Victorian Poetry

This is a Victorian poem which I have transcribed from a 19th century handwritten album.

An amanuensis, a person who writes from dictation or copies manuscript; a literary assistant. Wouldn't it be marvelous to have such a person! But I do all my own manual tasks, and transcription takes time. So on this page I have given an example of some poetry I am transcribing.

I know who the author was, and am working on transcribing the rest of the album. The poet lived in Lincolnshire, England. She was a contemporary of Alfred Lord Tennyson, and some of her family if not the poet herself were friends of the Tennyson family.
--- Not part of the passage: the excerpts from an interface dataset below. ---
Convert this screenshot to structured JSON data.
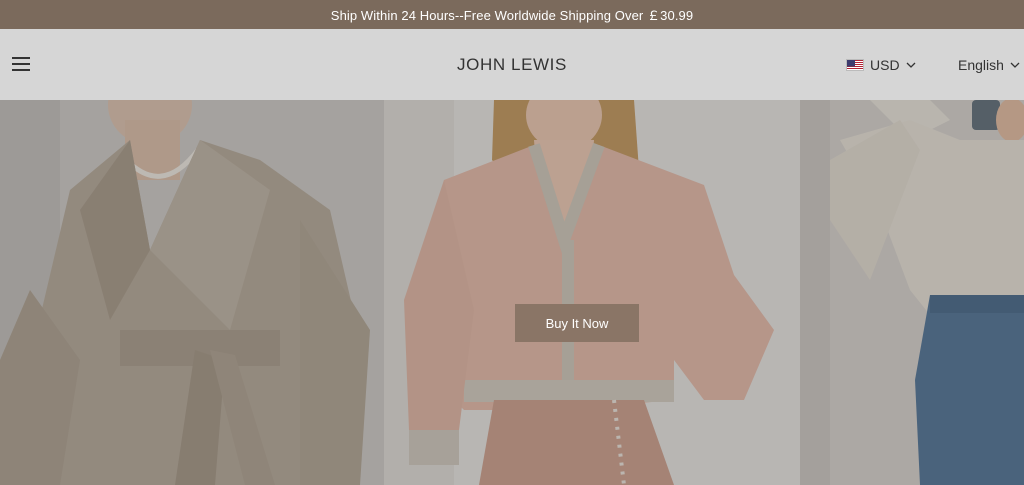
{
  "announcement": {
    "text": "Ship Within 24 Hours--Free Worldwide Shipping Over ￡30.99"
  },
  "header": {
    "logo": "JOHN LEWIS",
    "currency": {
      "flag": "us-flag-icon",
      "label": "USD"
    },
    "language": {
      "label": "English"
    },
    "menu_icon": "hamburger-menu-icon"
  },
  "hero": {
    "panels": [
      {
        "name": "model-beige-wrap-coat"
      },
      {
        "name": "model-pink-cardigan"
      },
      {
        "name": "model-cream-sweater-jeans"
      }
    ],
    "cta_label": "Buy It Now"
  },
  "colors": {
    "announcement_bg": "#7b6a5c",
    "header_bg": "#d6d6d6",
    "cta_bg": "#8a7566"
  }
}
The poet lived only a few miles from Somersby, the Tennyson family home.

See if you can spot any Tennyson influence in this poem.
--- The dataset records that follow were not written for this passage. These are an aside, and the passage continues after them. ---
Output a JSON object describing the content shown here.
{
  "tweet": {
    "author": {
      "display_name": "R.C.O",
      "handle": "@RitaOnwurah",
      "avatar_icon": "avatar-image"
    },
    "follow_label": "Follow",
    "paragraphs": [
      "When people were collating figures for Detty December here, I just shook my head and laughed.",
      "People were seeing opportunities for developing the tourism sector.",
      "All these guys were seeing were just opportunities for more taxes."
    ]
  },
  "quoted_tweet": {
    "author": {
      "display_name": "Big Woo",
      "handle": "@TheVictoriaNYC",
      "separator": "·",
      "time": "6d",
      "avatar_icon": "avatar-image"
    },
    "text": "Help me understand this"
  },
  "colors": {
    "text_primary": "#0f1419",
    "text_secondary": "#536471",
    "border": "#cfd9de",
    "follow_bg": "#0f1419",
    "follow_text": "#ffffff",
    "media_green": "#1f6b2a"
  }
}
I love to see the sunset paint
The clouds with crimson and with gold,
I love to see the light grow faint
On winter evenings bleak and cold
When sitting by the fire I gaze
Upon the ever deep'ning gloom,
And watch the ruddy cheerful blaze
Illumining the dusky room.
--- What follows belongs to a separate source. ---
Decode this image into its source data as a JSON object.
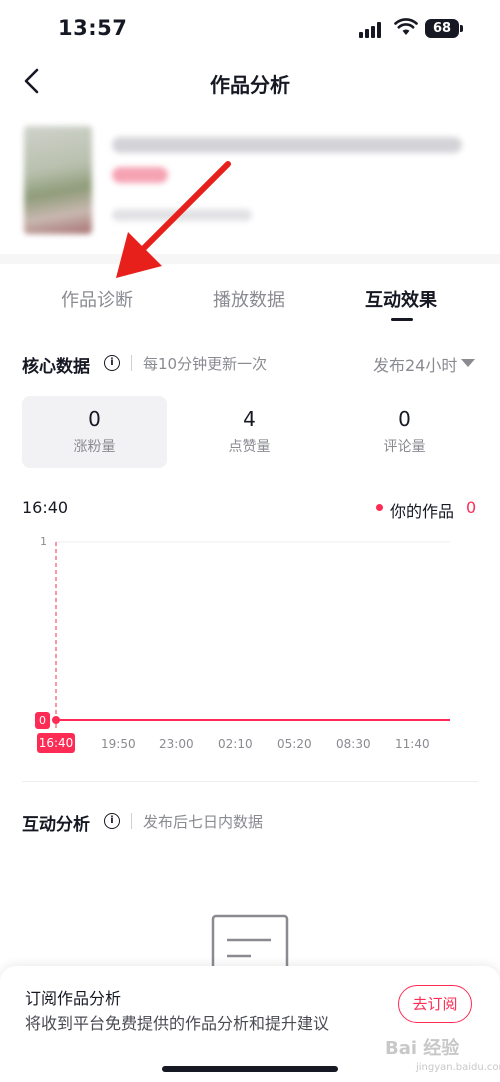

But still the hour I love the best
Is when the busy day is past,
And all the house-hold are at rest,
My door secured and bolted fast; -
Then in the stillness of the night
I sit alone, my thoughts are free,
And by my solitary light
I can indulge in reverie.

There is no sound within the house
Which can my distant thoughts recall
Unless I hear a lively mouse
Which scampers nimbly in the wall
Or in the hearth raw and cold
The crackling of my friendly fire
Which to my fancy oft has told
A tale of which I never tire

But when the night is dark and wet
I hear the sobbing of the rain,
Which comes with heavy drops to fret
And break against my window pane;
And often when I sit alone,
The troubled winds are fleeting by,
And in their sad fascinating moan
I find the echo of my life.

1861 April


And here is an extract from a long poem called "The Wreck"

A lonely wanderer stands upon the shore
And gazes on the sea with aching heart;
It is a spot he often seeks to smile
Upon the goodly vessel that went down
In former years, when the mad waves were lash'd
To fury by fierce winds, and when the shriek
Of wild despair was heard as on the rocks
The pitiful black rocks, the timbers crack'd,
And in the darkness of that strange night
The strong and gallant ship was wrecked & lost
And sunk to rise no more. Who that has liv'd
To see the wreck of all his cherish'd hopes
Knows not the fascination sad and strange
Which hovers o'er the mem'ry of the past,
And leads us to recall each link which binds
Its days together, though we contemplate
With agony renewed the bitter loss
Which filled our life with darkness. Grief & pain
Are mighty conquerors & they never yield
A citadel once won until its walls
Are razed by death, but ever in the heart
They rule when they have gain’d admittance there.